    One of its roots was surprisingly enough the New Left’s turn away from New Deal politics and union politics. And it comes out of the extraordinary prosperity of the 1960s. It just doesn’t seem as important to have a Democratic party that’s kind of running interference and factory workers. Prosperity is so universal it seems like you could drop out of high school, burn down a building against the Vietnam War and end up with a job at GM the next day.

    So you see in the class of politicians called the “Watergate babies” who are elected to Congress in 1974, this indifference to the New Deal tradition. Most strikingly in the case of Gary Hart, who says “we’re not a bunch of little Hubert Humphries,” and derides old-fashioned Democrats as Eleanor Roosevelt Democrats. He doesn’t think this New Deal tradition has anything to say to people in the 1970s.

    Of course, as John Hope Franklin noted, the New Left was “neither new, nor much of a Left”.

    Much of what passes for “progressivism”, both here and nationally, is actually a narcissistic tory Right that operates primarily as a Republican outreach mechanism.

  11. Dukakis' technocratic equal-opportunity bigotry was well known. (3 Replies)

    Let’s start with a quote from Rick Perlstein (from which the original link was taken):

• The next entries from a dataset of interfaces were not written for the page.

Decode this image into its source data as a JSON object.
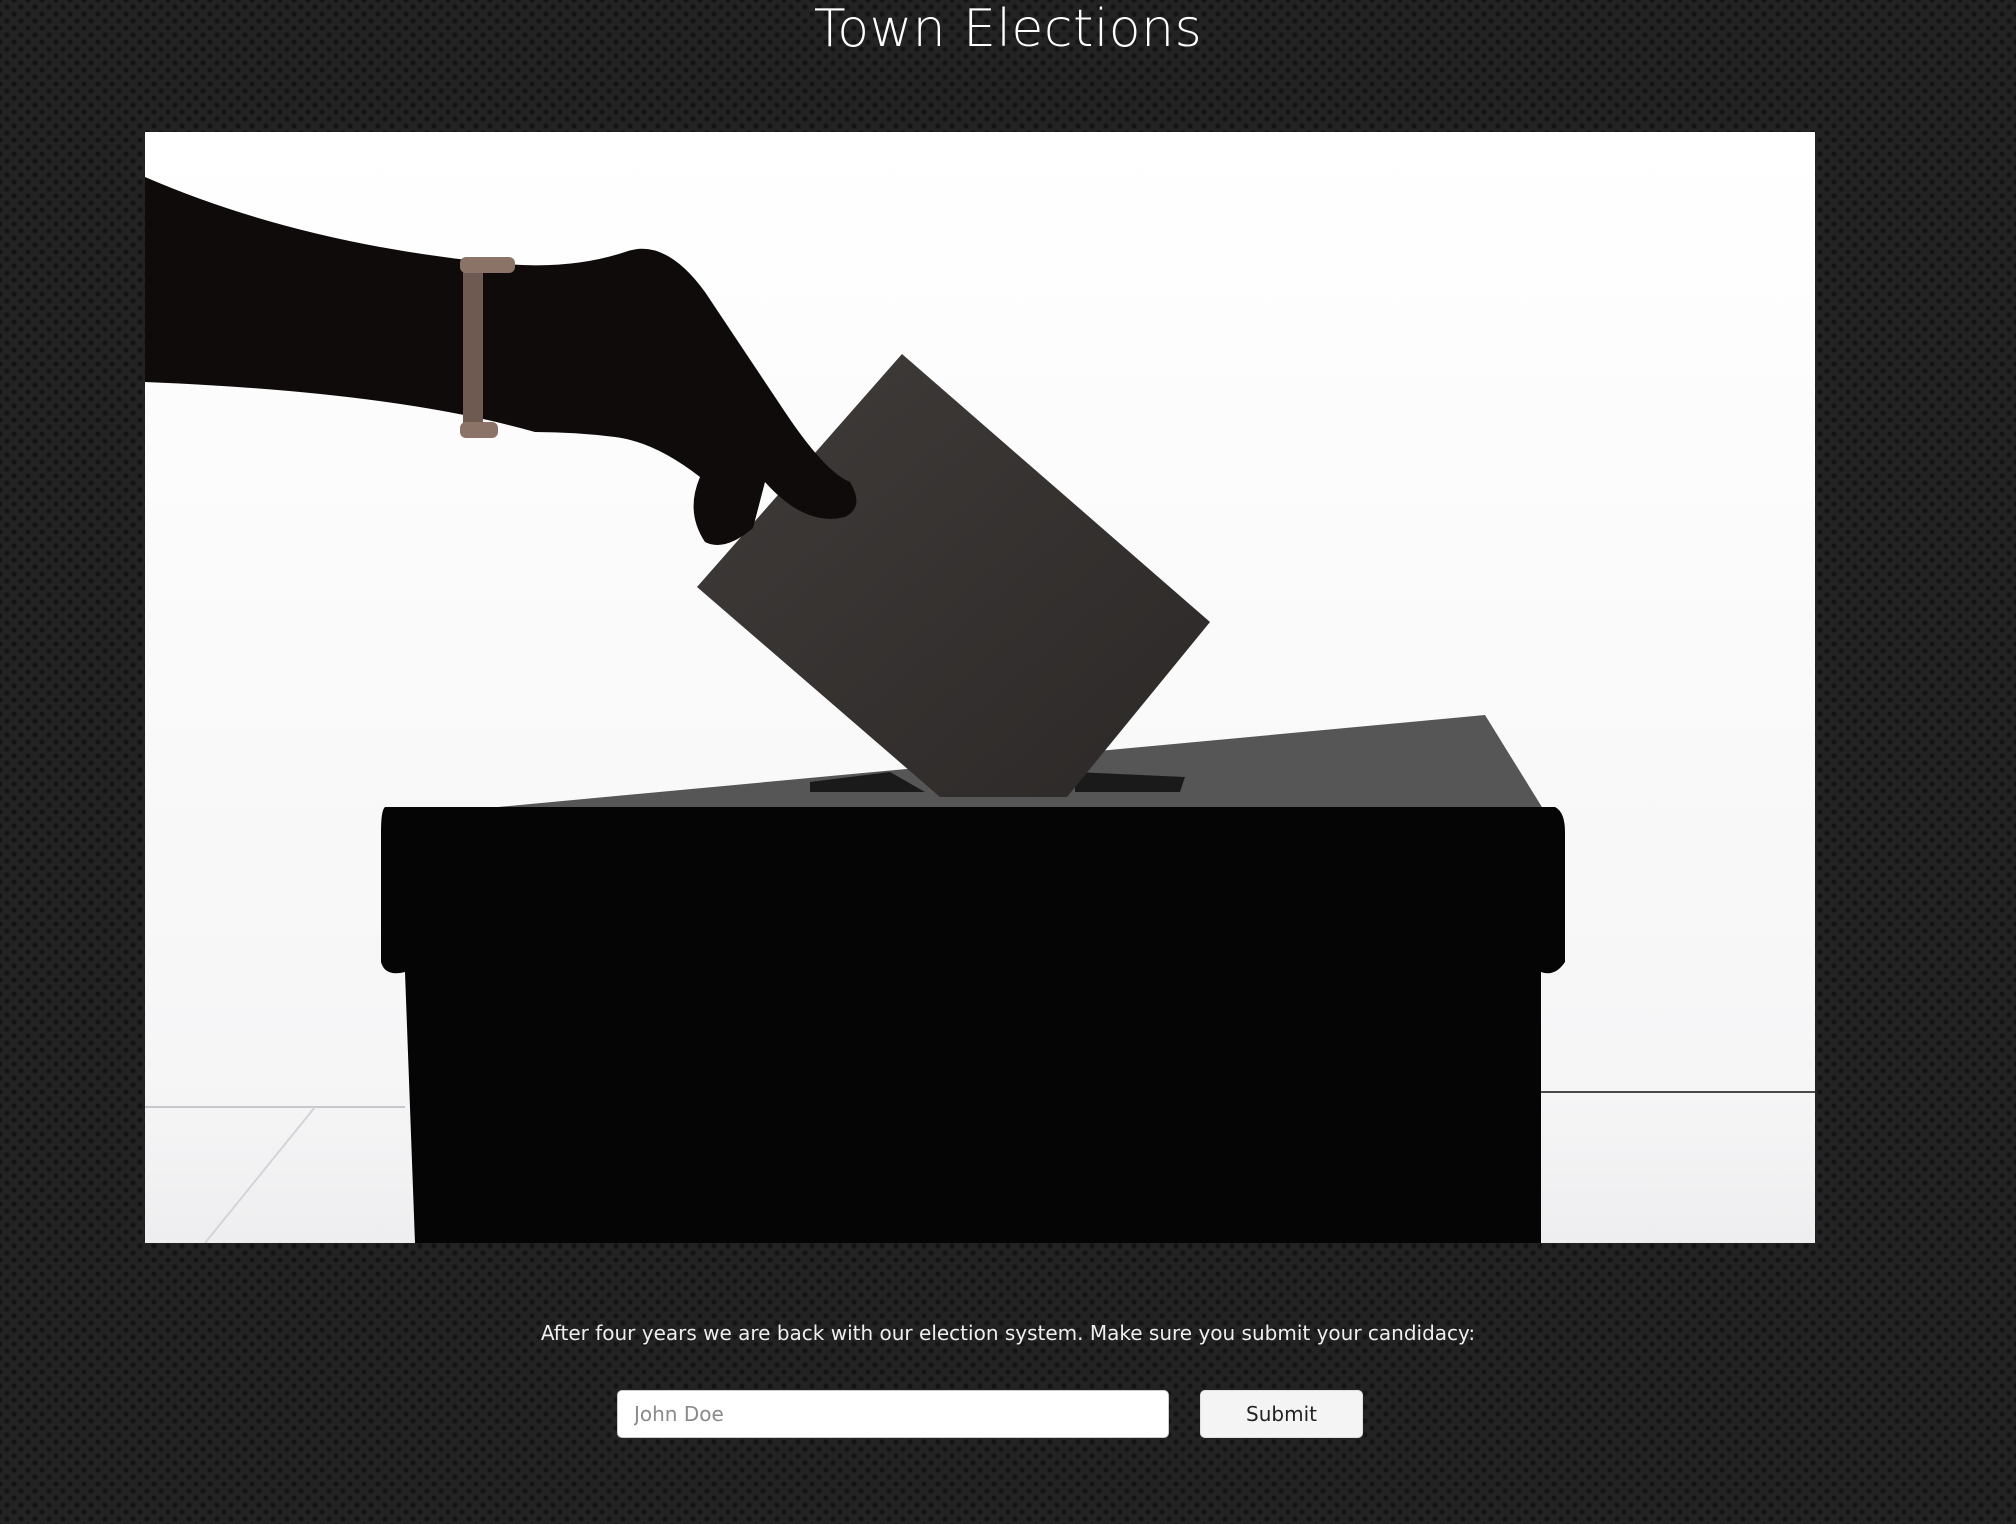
{
  "page": {
    "title": "Town Elections",
    "intro_text": "After four years we are back with our election system. Make sure you submit your candidacy:"
  },
  "hero_image": {
    "subject": "silhouette of a hand dropping a ballot into a ballot box"
  },
  "form": {
    "name_input_placeholder": "John Doe",
    "name_input_value": "",
    "submit_label": "Submit"
  },
  "colors": {
    "background": "#232323",
    "text": "#ffffff",
    "input_background": "#ffffff",
    "button_background": "#f4f4f4"
  }
}
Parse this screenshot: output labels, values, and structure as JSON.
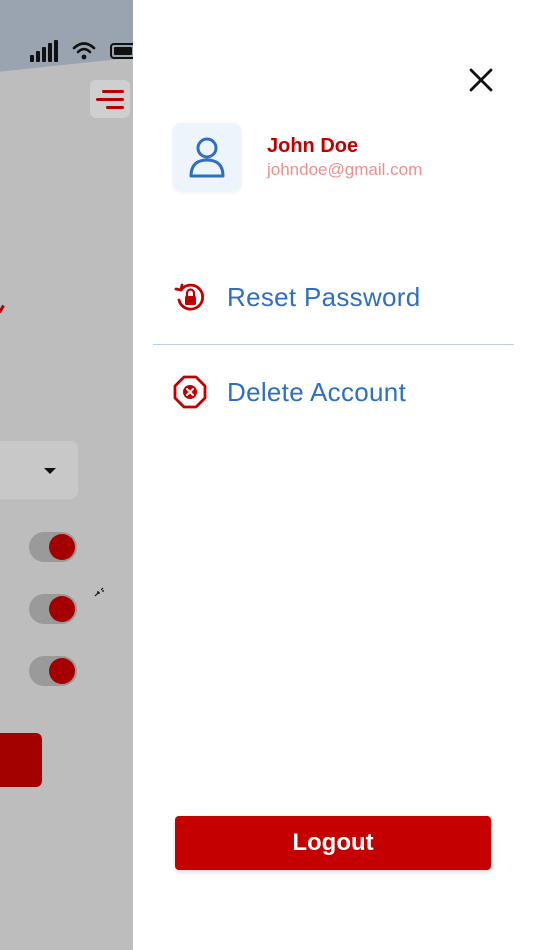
{
  "colors": {
    "brand_red": "#c40000",
    "link_blue": "#2f6fc0",
    "email_pink": "#ec8f8f",
    "overlay_gray": "#bdbdbd"
  },
  "background_app": {
    "status_icons": [
      "signal-icon",
      "wifi-icon",
      "battery-icon"
    ],
    "menu_icon": "menu-icon",
    "toggles": [
      {
        "state": "on"
      },
      {
        "state": "on"
      },
      {
        "state": "on"
      }
    ]
  },
  "drawer": {
    "close_icon": "close-icon",
    "profile": {
      "avatar_icon": "user-icon",
      "name": "John Doe",
      "email": "johndoe@gmail.com"
    },
    "menu": [
      {
        "icon": "lock-reset-icon",
        "label": "Reset Password"
      },
      {
        "icon": "delete-octagon-icon",
        "label": "Delete Account"
      }
    ],
    "logout_label": "Logout"
  }
}
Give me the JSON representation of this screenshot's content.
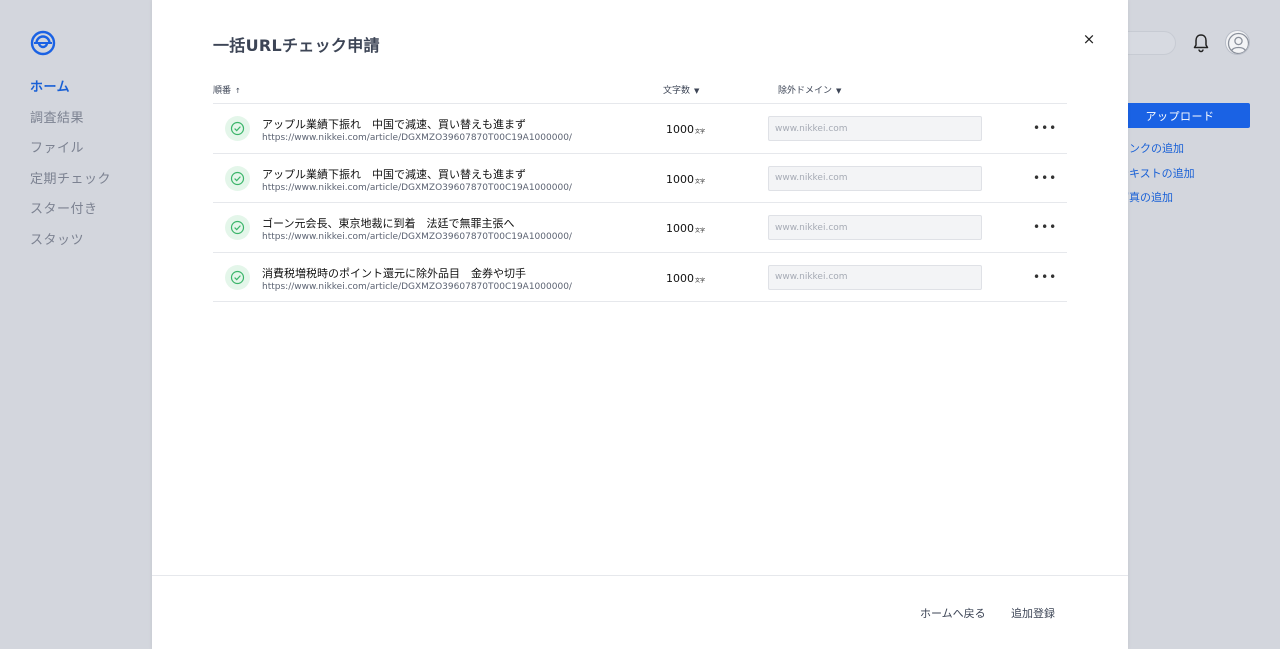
{
  "sidebar": {
    "items": [
      {
        "label": "ホーム",
        "active": true
      },
      {
        "label": "調査結果",
        "active": false
      },
      {
        "label": "ファイル",
        "active": false
      },
      {
        "label": "定期チェック",
        "active": false
      },
      {
        "label": "スター付き",
        "active": false
      },
      {
        "label": "スタッツ",
        "active": false
      }
    ]
  },
  "right_panel": {
    "upload_label": "アップロード",
    "links": [
      "リンクの追加",
      "テキストの追加",
      "写真の追加"
    ]
  },
  "modal": {
    "title": "一括URLチェック申請",
    "close_label": "×",
    "columns": {
      "order": "順番",
      "chars": "文字数",
      "domain": "除外ドメイン"
    },
    "count_unit": "文字",
    "more_label": "•••",
    "rows": [
      {
        "title": "アップル業績下振れ　中国で減速、買い替えも進まず",
        "url": "https://www.nikkei.com/article/DGXMZO39607870T00C19A1000000/",
        "count": "1000",
        "domain_placeholder": "www.nikkei.com"
      },
      {
        "title": "アップル業績下振れ　中国で減速、買い替えも進まず",
        "url": "https://www.nikkei.com/article/DGXMZO39607870T00C19A1000000/",
        "count": "1000",
        "domain_placeholder": "www.nikkei.com"
      },
      {
        "title": "ゴーン元会長、東京地裁に到着　法廷で無罪主張へ",
        "url": "https://www.nikkei.com/article/DGXMZO39607870T00C19A1000000/",
        "count": "1000",
        "domain_placeholder": "www.nikkei.com"
      },
      {
        "title": "消費税増税時のポイント還元に除外品目　金券や切手",
        "url": "https://www.nikkei.com/article/DGXMZO39607870T00C19A1000000/",
        "count": "1000",
        "domain_placeholder": "www.nikkei.com"
      }
    ],
    "footer": {
      "back_label": "ホームへ戻る",
      "submit_label": "追加登録"
    }
  },
  "colors": {
    "accent": "#1a62e4",
    "success_bg": "#e4f6ea",
    "success": "#3bb56a"
  },
  "icons": [
    "logo-icon",
    "bell-icon",
    "avatar-icon",
    "check-circle-icon",
    "sort-up-icon",
    "sort-down-icon",
    "more-icon",
    "close-icon"
  ]
}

    He first won, in 1974, campaigning from the right, against a Republican incumbent, Francis Sargent, best known for aggressively pushing racial integration of Boston’s schools. A UPI political reporter analyzed his victory: “In the upside down world of Massachusetts politics it makes sense that Republicans are liberals, Democrats are conservatives, and that Michael S. Dukakis of the New Deal and Great Society party is going to run the state like a bank.” He made a “lead pipe guarantee” of no new taxes; his win, said UPI, was “a statement by the voters that they were tired of the Sargent administration’s emphasis on costly human service programs which caused the state’s budget to triple during his tenure in office….While he will be committed to implementing the social welfare programs of the Sargent years, Dukakis will do so with the bottom line in mind—how much is it going to cost and can we get by without it?” And so he did, at least in his second chance in the office, from 1983 to 1991 (he lost the first time in a primary in 1978)…

    Does the text in bold remind you of anyone?

    Insofar as equal-opportunity bigotry is concerned, I would suggest that you take the time to read “What It Takes” by Richard Ben Cramer. Arguably the best analysis of the 1988 Presidential race, the book covers Dukakis sanctimony and personal contempt for both working class people and the civil rights movement at length.

    Eddie King was your basic “when-in-doubt-take-the-sleezy-way-out” pseudo-populist 1970′s Massachusetts pol, who was able to exploit the backlash against Dukakis in 1978, but who was done in by the aforementioned sleeze four years later. The issue wasn’t ideology in either the 1978 or 1982 elections: it was style.

    I don’t doubt Kevin White’s intentions, but his elitism was a prime reason why he was unable to get much traction in working-class white neighborhoods during his tenure. Ray Flynn’s inclusive populism, on the other hand, did much to heal the city’s racial divisions.

    I would hardly call JP, Cambridge or Somerville affordable (and last I heard, JP was a Boston neighborhood). In a similar sense, I have yet to see a Micro Apartment demonstration project, Menino’s rhetoric notwithstanding.

    To your last point: one person’s “tenement slums” are other people’s neighborhoods.

  12. If there is a collective constituency in the affected municipalities to do so. (1 Reply)

    I’m inclined to doubt that such constituencies currently exist in sufficient numbers to politically justify the land takings necessary to recreate rights-of-way.